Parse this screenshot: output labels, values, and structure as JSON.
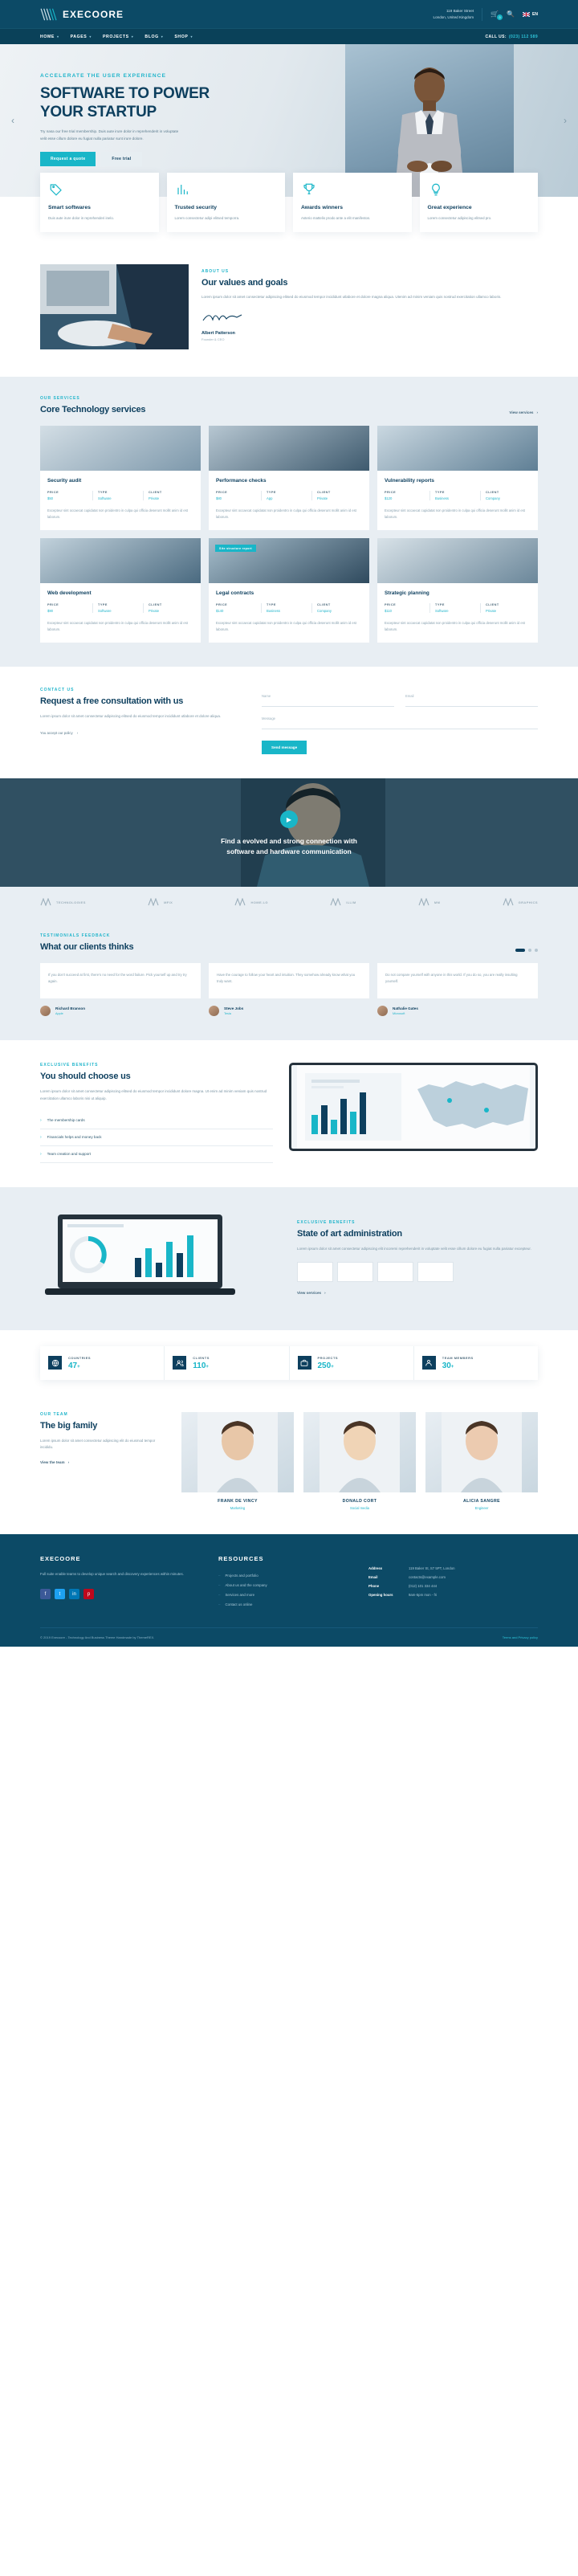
{
  "topbar": {
    "brand": "EXECOORE",
    "address_line1": "119 Baker Street",
    "address_line2": "London, United Kingdom",
    "cart_count": "0",
    "lang": "EN",
    "icons": {
      "cart": "cart-icon",
      "search": "search-icon",
      "flag": "flag-icon"
    }
  },
  "nav": {
    "items": [
      {
        "label": "HOME",
        "caret": "▾"
      },
      {
        "label": "PAGES",
        "caret": "▾"
      },
      {
        "label": "PROJECTS",
        "caret": "▾"
      },
      {
        "label": "BLOG",
        "caret": "▾"
      },
      {
        "label": "SHOP",
        "caret": "▾"
      }
    ],
    "call_label": "CALL US:",
    "call_number": "(023) 112 589"
  },
  "hero": {
    "eyebrow": "ACCELERATE THE USER EXPERIENCE",
    "title": "SOFTWARE TO POWER YOUR STARTUP",
    "paragraph": "Try nasa our free trial membership. Duis aute irure dolor in reprehenderit in voluptate velit esse cillum dolore eu fugiat nulla pariatur sunt irure dolore.",
    "btn_primary": "Request a quote",
    "btn_secondary": "Free trial",
    "arrow_left": "‹",
    "arrow_right": "›"
  },
  "features": [
    {
      "icon": "pricing-tag-icon",
      "title": "Smart softwares",
      "text": "Duis aute irure dolor in reprehenderi inelo."
    },
    {
      "icon": "bar-chart-icon",
      "title": "Trusted security",
      "text": "Lorem consectetur adipi elitsed temporra."
    },
    {
      "icon": "trophy-icon",
      "title": "Awards winners",
      "text": "Asterio mattelis prodo ante a elit manifestos."
    },
    {
      "icon": "lightbulb-icon",
      "title": "Great experience",
      "text": "Lorem consectetur adipiscing elitsed pro."
    }
  ],
  "about": {
    "label": "ABOUT US",
    "title": "Our values and goals",
    "paragraph": "Lorem ipsum dolor sit amet consectetur adipiscing elitsed do eiusmod tempor incididunt utlabore et dolore magna aliqua. Utenim ad minim veniam quis nostrud exercitation ullamco laboris.",
    "signature_name": "Albert Patterson",
    "signature_role": "Founder & CEO"
  },
  "services": {
    "label": "OUR SERVICES",
    "title": "Core Technology services",
    "view_all": "View services",
    "meta_keys": {
      "price": "PRICE",
      "type": "TYPE",
      "client": "CLIENT"
    },
    "cards": [
      {
        "title": "Security audit",
        "price": "$50",
        "type": "Software",
        "client": "Private",
        "tag": "",
        "desc": "Excepteur sint occaecat cupidatat non proidentro in culpa qui officia deserunt mollit anim id est laborum."
      },
      {
        "title": "Performance checks",
        "price": "$80",
        "type": "App",
        "client": "Private",
        "tag": "",
        "desc": "Excepteur sint occaecat cupidatat non proidentro in culpa qui officia deserunt mollit anim id est laborum."
      },
      {
        "title": "Vulnerability reports",
        "price": "$120",
        "type": "Business",
        "client": "Company",
        "tag": "",
        "desc": "Excepteur sint occaecat cupidatat non proidentro in culpa qui officia deserunt mollit anim id est laborum."
      },
      {
        "title": "Web development",
        "price": "$90",
        "type": "Software",
        "client": "Private",
        "tag": "",
        "desc": "Excepteur sint occaecat cupidatat non proidentro in culpa qui officia deserunt mollit anim id est laborum."
      },
      {
        "title": "Legal contracts",
        "price": "$140",
        "type": "Business",
        "client": "Company",
        "tag": "Site structure report",
        "desc": "Excepteur sint occaecat cupidatat non proidentro in culpa qui officia deserunt mollit anim id est laborum."
      },
      {
        "title": "Strategic planning",
        "price": "$110",
        "type": "Software",
        "client": "Private",
        "tag": "",
        "desc": "Excepteur sint occaecat cupidatat non proidentro in culpa qui officia deserunt mollit anim id est laborum."
      }
    ]
  },
  "contact": {
    "label": "CONTACT US",
    "title": "Request a free consultation with us",
    "paragraph": "Lorem ipsum dolor sit amet consectetur adipiscing elitsed do eiusmod tempor incididunt utlabore et dolore aliqua.",
    "policy": "You accept our policy",
    "fields": {
      "name": "Name",
      "email": "Email",
      "message": "Message"
    },
    "submit": "Send message"
  },
  "video": {
    "headline_line1": "Find a evolved and strong connection with",
    "headline_line2": "software and hardware communication",
    "play_icon": "play-icon",
    "brands": [
      "TECHNOLOGIES",
      "MFIX",
      "HOME.LG",
      "ILLIM",
      "MM",
      "GRAPHICS"
    ]
  },
  "testimonials": {
    "label": "TESTIMONIALS FEEDBACK",
    "title": "What our clients thinks",
    "items": [
      {
        "text": "If you don't succeed at first, there's no need for the word failure. Pick yourself up and try try again.",
        "name": "Richard Branson",
        "role": "Apple"
      },
      {
        "text": "Have the courage to follow your heart and intuition. They somehow already know what you truly want.",
        "name": "Steve Jobs",
        "role": "Tesla"
      },
      {
        "text": "Do not compare yourself with anyone in this world. If you do so, you are really insulting yourself.",
        "name": "Nathalie Gates",
        "role": "Microsoft"
      }
    ]
  },
  "benefits": {
    "label": "EXCLUSIVE BENEFITS",
    "title": "You should choose us",
    "paragraph": "Lorem ipsum dolor sit amet consectetur adipiscing elitsed do eiusmod tempor incididunt dolore magna. Ut enim ad minim veniam quis nostrud exercitation ullamco laboris nisi ut aliquip.",
    "items": [
      "The membership cards",
      "Financials helps and money back",
      "Team creation and support"
    ]
  },
  "stateart": {
    "label": "EXCLUSIVE BENEFITS",
    "title": "State of art administration",
    "paragraph": "Lorem ipsum dolor sit amet consectetur adipiscing elit incoremi reprehenderit in voluptate velit esse cillum dolore eu fugiat nulla pariatur excepteur.",
    "view_more": "View services"
  },
  "counters": [
    {
      "icon": "globe-icon",
      "label": "COUNTRIES",
      "value": "47",
      "suffix": "+"
    },
    {
      "icon": "users-icon",
      "label": "CLIENTS",
      "value": "110",
      "suffix": "+"
    },
    {
      "icon": "briefcase-icon",
      "label": "PROJECTS",
      "value": "250",
      "suffix": "+"
    },
    {
      "icon": "team-icon",
      "label": "TEAM MEMBERS",
      "value": "30",
      "suffix": "+"
    }
  ],
  "team": {
    "label": "OUR TEAM",
    "title": "The big family",
    "paragraph": "Lorem ipsum dolor sit amet consectetur adipiscing elit do eiusmod tempor incididu.",
    "view_link": "View the team",
    "members": [
      {
        "name": "FRANK DE VINCY",
        "role": "Marketing"
      },
      {
        "name": "DONALD CORT",
        "role": "Social media"
      },
      {
        "name": "ALICIA SANGRE",
        "role": "Engineer"
      }
    ]
  },
  "footer": {
    "brand": "EXECOORE",
    "brand_text": "Full suite enable teams to develop unique search and discovery experiences within minutes.",
    "resources_title": "RESOURCES",
    "resources": [
      "Projects and portfolio",
      "About us and the company",
      "Services and more",
      "Contact us online"
    ],
    "info": [
      {
        "key": "Address",
        "value": "119 Baker St, S7 5PT, London"
      },
      {
        "key": "Email",
        "value": "contacts@example.com"
      },
      {
        "key": "Phone",
        "value": "(012) 101 334 444"
      },
      {
        "key": "Opening hours",
        "value": "9am-5pm mon - fri"
      }
    ],
    "socials": [
      {
        "name": "facebook-icon",
        "glyph": "f",
        "color": "#3b5998"
      },
      {
        "name": "twitter-icon",
        "glyph": "t",
        "color": "#1da1f2"
      },
      {
        "name": "linkedin-icon",
        "glyph": "in",
        "color": "#0077b5"
      },
      {
        "name": "pinterest-icon",
        "glyph": "p",
        "color": "#bd081c"
      }
    ],
    "copyright": "© 2019 Execoore - Technology And Business Theme Handmade by ThemeREX.",
    "terms": "Terms and Privacy policy"
  },
  "colors": {
    "brand": "#0c4a66",
    "accent": "#19b6c8",
    "dark": "#0d3f5e"
  }
}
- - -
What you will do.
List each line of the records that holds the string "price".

Reply.
      "price": "PRICE",
        "price": "$50",
        "price": "$80",
        "price": "$120",
        "price": "$90",
        "price": "$140",
        "price": "$110",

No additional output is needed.